Task requirements => What is the count of lines in the data that hold the string "description"? State the number alone.

Dataset rows describing interfaces:
BEGIN

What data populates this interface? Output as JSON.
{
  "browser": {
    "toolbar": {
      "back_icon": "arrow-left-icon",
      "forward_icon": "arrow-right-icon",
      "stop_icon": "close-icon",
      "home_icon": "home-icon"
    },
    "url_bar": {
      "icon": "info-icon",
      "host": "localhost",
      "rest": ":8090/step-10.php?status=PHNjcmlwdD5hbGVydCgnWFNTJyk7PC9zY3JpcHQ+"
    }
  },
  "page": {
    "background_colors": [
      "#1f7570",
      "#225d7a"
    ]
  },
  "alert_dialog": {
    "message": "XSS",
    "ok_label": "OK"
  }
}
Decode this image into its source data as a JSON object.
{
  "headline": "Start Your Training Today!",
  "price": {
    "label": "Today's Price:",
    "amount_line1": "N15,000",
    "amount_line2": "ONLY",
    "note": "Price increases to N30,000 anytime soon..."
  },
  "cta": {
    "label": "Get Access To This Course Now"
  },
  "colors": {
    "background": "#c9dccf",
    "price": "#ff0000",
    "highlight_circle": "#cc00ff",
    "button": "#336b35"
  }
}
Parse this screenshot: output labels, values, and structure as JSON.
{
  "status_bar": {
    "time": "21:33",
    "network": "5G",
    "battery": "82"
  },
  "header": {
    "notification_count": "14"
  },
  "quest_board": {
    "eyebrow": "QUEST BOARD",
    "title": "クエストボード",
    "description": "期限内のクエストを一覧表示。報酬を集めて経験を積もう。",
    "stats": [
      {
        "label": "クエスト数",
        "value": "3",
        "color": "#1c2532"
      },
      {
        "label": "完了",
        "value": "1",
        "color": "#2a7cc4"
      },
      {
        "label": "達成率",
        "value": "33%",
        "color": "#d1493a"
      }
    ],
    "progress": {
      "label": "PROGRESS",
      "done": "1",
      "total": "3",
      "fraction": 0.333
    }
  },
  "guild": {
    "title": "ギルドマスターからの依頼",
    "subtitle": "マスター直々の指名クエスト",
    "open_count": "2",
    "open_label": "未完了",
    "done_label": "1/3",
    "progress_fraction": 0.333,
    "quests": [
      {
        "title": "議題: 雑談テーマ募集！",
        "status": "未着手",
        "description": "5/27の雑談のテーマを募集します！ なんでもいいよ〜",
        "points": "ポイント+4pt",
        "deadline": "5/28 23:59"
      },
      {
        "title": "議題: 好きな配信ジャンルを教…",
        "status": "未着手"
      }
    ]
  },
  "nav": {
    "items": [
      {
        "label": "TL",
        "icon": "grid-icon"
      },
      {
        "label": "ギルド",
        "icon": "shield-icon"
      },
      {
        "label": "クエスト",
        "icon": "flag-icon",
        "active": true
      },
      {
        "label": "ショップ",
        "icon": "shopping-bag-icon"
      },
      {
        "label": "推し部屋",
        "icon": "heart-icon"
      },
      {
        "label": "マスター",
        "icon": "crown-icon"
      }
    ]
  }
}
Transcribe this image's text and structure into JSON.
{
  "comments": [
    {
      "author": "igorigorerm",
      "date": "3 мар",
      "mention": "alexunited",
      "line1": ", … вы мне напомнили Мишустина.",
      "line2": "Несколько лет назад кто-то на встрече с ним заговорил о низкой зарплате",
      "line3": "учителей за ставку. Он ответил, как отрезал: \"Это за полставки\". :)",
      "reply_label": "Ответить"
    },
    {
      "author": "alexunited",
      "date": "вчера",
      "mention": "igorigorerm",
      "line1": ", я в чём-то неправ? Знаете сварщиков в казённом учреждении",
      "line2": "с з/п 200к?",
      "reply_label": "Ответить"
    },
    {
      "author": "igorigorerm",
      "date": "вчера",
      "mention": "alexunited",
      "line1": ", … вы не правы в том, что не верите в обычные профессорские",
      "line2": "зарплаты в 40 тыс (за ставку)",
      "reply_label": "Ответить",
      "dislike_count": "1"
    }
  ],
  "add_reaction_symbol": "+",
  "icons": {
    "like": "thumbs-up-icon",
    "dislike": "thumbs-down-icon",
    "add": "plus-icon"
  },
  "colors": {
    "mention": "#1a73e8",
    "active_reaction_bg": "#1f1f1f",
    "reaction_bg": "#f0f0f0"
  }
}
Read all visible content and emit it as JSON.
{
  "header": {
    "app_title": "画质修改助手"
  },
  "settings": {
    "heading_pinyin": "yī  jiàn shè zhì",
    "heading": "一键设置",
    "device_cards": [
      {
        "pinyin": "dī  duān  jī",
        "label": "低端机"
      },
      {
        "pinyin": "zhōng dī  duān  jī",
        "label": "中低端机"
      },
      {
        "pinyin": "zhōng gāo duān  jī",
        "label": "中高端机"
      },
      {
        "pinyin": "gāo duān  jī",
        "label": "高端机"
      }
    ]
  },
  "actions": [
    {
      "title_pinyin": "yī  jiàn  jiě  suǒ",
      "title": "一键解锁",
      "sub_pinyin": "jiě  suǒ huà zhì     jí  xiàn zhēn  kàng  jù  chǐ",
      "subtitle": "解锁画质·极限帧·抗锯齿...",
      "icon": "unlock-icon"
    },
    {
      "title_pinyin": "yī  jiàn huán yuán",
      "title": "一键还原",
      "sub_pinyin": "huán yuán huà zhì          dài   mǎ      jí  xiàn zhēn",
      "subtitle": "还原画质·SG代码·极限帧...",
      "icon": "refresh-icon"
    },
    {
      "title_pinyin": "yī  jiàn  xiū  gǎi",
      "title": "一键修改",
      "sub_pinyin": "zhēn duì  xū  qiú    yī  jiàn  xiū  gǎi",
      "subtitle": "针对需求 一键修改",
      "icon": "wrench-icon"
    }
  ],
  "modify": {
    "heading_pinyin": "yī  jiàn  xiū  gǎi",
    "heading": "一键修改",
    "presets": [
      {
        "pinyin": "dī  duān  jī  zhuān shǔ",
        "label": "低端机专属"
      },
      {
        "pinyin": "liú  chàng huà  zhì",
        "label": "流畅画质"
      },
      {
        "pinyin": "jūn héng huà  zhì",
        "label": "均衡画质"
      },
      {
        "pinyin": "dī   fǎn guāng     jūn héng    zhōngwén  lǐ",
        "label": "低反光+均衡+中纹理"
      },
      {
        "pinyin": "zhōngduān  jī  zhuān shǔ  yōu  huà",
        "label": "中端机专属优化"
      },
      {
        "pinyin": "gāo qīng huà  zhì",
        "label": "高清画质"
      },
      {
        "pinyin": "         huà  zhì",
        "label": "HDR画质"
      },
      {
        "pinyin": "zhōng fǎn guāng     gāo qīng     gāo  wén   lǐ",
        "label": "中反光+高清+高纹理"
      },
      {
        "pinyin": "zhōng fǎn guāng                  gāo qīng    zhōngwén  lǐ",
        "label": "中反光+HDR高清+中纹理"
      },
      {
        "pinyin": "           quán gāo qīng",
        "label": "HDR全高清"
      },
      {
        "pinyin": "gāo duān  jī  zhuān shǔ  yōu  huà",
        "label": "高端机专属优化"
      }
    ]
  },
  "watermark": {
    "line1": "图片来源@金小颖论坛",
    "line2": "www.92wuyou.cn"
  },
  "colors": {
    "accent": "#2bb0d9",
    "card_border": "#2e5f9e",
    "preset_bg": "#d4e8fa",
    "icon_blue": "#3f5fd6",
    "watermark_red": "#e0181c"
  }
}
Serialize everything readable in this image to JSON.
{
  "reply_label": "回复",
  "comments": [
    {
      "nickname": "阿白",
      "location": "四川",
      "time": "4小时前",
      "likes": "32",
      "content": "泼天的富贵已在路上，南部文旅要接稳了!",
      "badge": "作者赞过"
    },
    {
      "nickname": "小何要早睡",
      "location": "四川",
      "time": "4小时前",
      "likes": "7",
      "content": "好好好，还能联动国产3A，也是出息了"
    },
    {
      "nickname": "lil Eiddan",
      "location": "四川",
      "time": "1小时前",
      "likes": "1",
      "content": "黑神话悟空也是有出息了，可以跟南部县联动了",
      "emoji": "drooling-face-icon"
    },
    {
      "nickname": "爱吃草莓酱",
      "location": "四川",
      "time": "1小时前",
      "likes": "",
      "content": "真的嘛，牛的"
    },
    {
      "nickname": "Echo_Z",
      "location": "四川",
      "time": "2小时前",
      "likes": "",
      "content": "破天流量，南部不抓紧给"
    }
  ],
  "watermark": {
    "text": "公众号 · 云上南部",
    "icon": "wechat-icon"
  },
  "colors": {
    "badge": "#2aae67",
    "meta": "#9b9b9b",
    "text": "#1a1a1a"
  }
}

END

Reply to the task => 2